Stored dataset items

====

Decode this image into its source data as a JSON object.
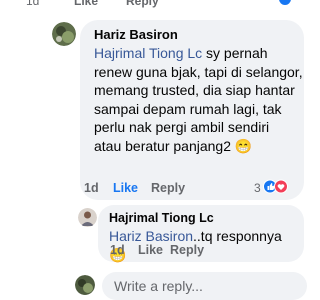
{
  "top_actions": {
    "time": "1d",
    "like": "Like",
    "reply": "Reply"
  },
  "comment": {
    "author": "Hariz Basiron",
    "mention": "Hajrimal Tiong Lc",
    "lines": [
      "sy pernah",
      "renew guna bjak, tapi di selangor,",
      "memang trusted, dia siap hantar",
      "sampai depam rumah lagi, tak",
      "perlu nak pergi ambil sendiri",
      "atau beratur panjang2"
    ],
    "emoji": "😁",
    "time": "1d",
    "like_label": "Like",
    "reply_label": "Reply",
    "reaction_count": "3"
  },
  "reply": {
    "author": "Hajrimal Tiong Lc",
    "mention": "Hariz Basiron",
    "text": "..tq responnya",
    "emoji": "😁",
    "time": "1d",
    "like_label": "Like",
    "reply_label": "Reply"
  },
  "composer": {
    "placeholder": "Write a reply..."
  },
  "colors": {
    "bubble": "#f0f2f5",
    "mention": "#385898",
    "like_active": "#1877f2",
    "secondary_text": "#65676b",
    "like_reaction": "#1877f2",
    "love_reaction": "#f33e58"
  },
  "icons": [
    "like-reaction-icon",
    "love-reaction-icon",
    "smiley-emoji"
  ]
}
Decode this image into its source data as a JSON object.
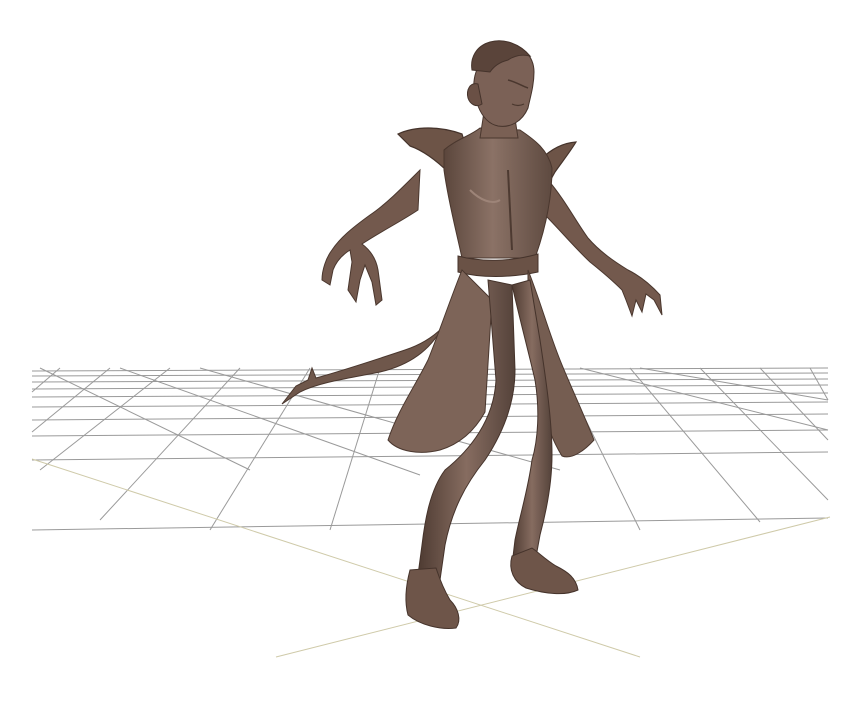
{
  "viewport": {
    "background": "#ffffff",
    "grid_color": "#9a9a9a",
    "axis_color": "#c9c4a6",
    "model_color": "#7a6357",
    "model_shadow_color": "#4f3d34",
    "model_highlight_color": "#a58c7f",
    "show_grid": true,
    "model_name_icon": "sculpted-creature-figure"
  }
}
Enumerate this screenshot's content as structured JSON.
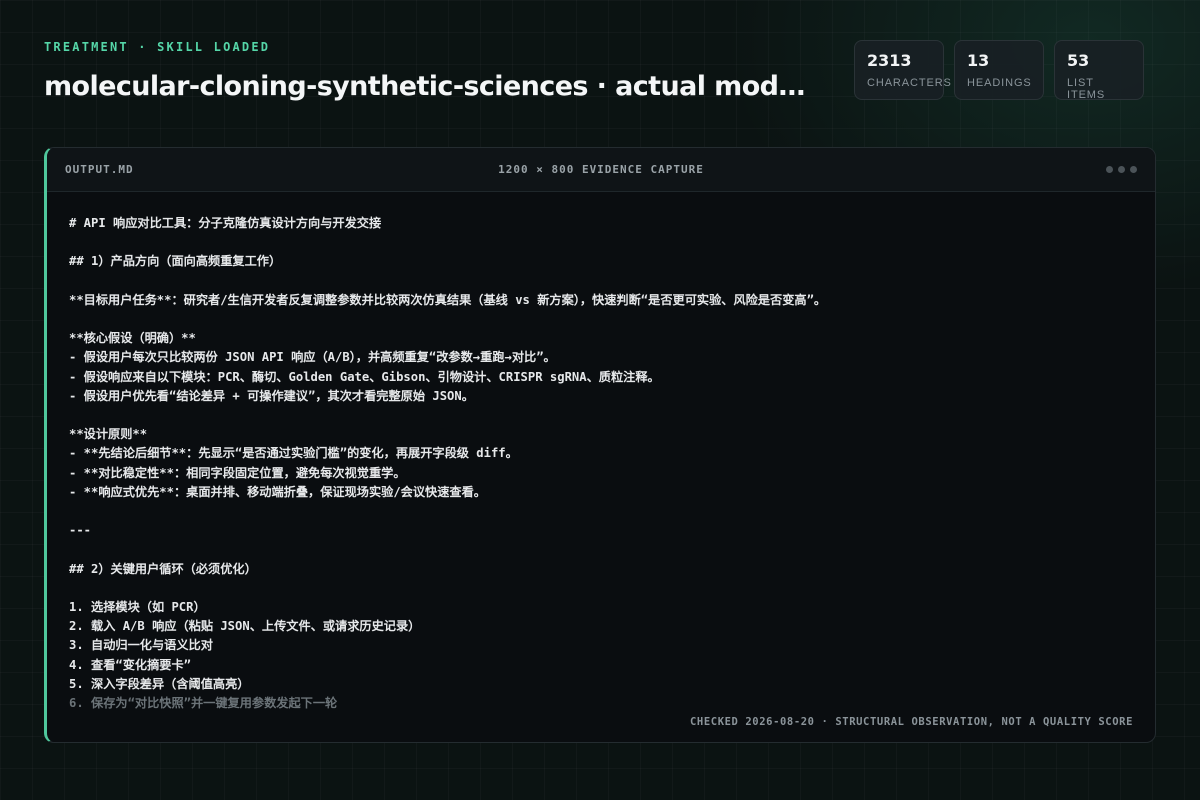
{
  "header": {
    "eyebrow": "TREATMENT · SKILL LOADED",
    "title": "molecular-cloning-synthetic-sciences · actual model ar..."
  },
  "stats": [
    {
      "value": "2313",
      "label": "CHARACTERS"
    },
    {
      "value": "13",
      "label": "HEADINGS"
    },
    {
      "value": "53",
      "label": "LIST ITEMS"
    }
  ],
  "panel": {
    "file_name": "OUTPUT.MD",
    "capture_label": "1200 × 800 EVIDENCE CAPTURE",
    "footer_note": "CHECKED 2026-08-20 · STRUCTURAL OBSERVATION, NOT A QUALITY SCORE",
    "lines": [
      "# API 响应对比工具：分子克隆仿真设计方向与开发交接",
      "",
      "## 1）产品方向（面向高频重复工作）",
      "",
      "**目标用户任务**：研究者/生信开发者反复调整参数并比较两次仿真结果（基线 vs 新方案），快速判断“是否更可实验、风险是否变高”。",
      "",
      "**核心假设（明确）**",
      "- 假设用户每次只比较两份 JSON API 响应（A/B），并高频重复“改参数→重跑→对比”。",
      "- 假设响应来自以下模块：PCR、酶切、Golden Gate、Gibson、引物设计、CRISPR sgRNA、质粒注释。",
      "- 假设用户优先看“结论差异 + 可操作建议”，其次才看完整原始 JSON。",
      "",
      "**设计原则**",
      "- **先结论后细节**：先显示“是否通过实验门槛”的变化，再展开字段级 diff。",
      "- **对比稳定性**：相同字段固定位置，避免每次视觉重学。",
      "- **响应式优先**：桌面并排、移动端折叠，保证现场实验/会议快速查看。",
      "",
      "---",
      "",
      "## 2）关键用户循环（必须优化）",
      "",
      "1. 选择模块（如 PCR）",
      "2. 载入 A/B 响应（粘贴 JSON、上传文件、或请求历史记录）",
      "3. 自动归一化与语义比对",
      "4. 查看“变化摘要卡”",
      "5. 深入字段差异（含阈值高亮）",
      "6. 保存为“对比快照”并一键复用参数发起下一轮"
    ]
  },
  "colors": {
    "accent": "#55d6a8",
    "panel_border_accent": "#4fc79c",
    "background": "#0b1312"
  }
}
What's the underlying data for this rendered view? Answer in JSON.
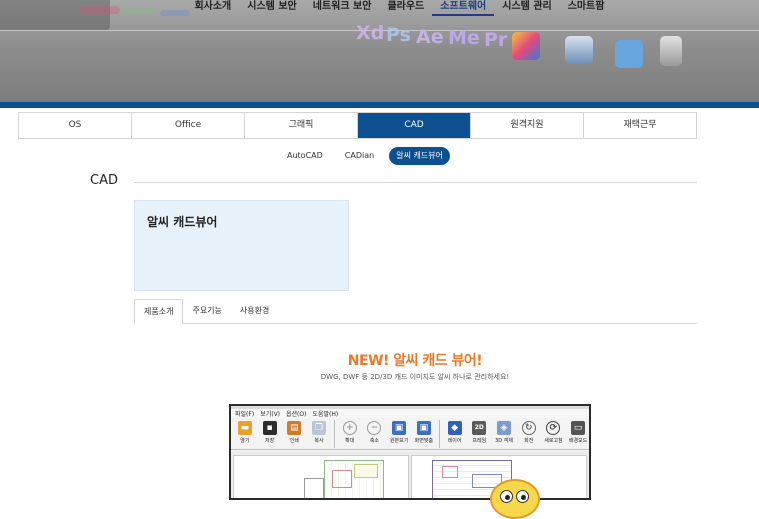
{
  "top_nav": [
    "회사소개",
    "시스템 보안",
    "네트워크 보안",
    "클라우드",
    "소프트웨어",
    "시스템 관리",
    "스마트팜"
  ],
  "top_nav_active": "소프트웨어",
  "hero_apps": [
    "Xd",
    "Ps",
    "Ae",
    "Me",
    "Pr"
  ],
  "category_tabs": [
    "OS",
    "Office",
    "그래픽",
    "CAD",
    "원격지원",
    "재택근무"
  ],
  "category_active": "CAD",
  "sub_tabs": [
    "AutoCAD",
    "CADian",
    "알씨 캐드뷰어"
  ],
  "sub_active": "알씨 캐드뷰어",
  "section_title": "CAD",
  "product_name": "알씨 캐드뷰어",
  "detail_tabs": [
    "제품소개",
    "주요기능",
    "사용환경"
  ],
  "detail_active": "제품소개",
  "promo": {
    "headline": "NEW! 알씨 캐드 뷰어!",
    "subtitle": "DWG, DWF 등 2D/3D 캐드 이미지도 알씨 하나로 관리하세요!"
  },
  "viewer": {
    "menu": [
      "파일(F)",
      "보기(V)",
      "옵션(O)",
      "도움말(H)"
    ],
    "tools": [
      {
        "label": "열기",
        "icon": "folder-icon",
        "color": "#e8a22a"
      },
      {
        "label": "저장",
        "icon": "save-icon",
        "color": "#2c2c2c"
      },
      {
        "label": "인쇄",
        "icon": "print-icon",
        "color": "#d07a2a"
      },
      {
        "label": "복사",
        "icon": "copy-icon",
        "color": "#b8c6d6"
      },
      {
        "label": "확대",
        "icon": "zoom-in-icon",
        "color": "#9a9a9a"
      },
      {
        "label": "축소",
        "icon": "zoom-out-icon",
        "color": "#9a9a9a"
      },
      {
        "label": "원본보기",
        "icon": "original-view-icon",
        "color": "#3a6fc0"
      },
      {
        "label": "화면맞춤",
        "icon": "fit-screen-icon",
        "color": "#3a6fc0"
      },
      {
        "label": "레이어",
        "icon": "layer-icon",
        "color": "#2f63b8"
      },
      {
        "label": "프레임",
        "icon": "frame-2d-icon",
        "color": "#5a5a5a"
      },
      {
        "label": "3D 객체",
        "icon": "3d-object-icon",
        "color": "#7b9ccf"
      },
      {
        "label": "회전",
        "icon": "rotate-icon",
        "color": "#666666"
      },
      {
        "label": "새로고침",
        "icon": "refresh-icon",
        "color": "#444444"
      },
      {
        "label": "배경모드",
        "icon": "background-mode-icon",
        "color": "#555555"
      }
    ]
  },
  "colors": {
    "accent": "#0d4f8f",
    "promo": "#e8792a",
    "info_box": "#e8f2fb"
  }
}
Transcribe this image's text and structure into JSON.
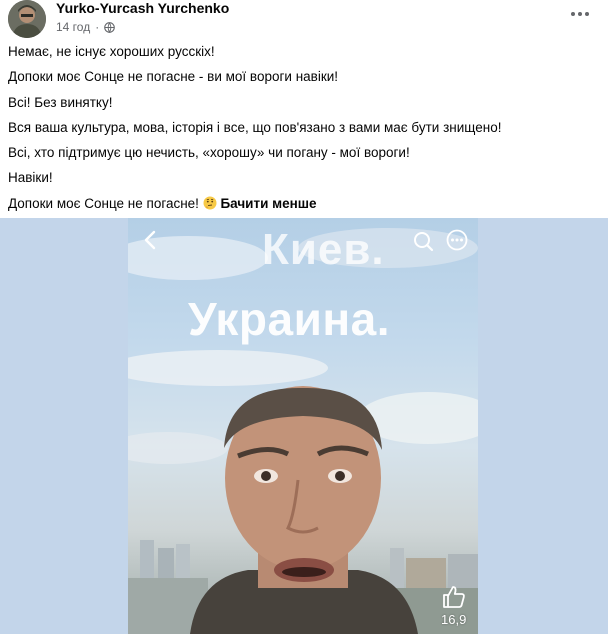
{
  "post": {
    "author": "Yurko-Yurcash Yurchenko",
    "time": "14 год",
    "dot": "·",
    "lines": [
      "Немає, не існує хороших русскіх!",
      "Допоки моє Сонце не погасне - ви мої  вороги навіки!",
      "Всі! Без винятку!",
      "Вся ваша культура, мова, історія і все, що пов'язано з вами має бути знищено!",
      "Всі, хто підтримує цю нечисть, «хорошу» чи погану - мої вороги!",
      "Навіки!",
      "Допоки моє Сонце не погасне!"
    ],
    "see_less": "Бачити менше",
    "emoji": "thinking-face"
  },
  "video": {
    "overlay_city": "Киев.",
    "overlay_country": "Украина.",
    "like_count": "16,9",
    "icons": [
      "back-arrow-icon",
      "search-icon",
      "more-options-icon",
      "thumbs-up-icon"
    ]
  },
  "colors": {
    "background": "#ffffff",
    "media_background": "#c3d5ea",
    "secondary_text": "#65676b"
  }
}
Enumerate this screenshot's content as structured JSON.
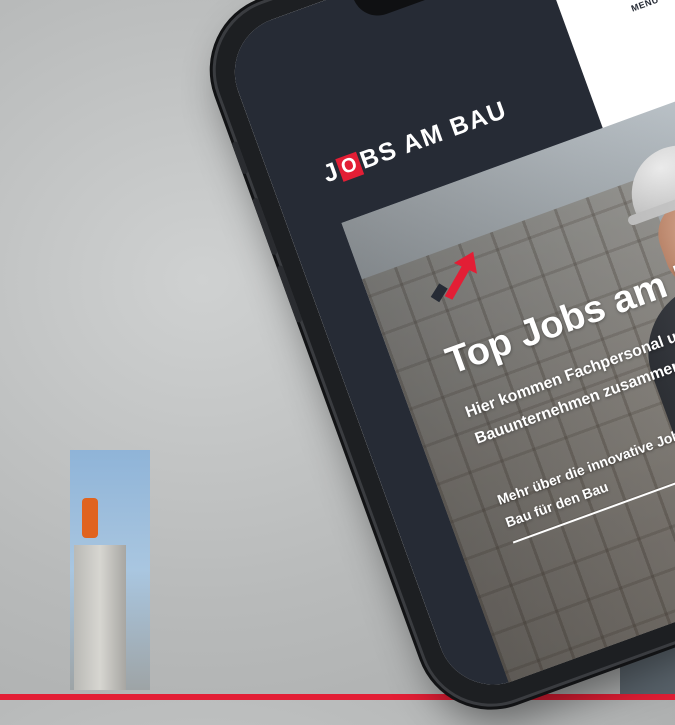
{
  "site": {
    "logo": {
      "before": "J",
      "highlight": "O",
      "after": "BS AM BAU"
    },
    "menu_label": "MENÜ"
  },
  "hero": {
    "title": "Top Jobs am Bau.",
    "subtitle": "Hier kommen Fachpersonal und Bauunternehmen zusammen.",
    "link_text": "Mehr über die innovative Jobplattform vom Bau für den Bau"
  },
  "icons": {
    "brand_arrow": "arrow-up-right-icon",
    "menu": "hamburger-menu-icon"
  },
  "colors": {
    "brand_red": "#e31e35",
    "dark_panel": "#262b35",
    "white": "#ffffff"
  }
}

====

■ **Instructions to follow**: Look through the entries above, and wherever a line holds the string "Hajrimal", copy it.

■ **Result of this exercise**:
    "mention": "Hajrimal Tiong Lc",
    "author": "Hajrimal Tiong Lc",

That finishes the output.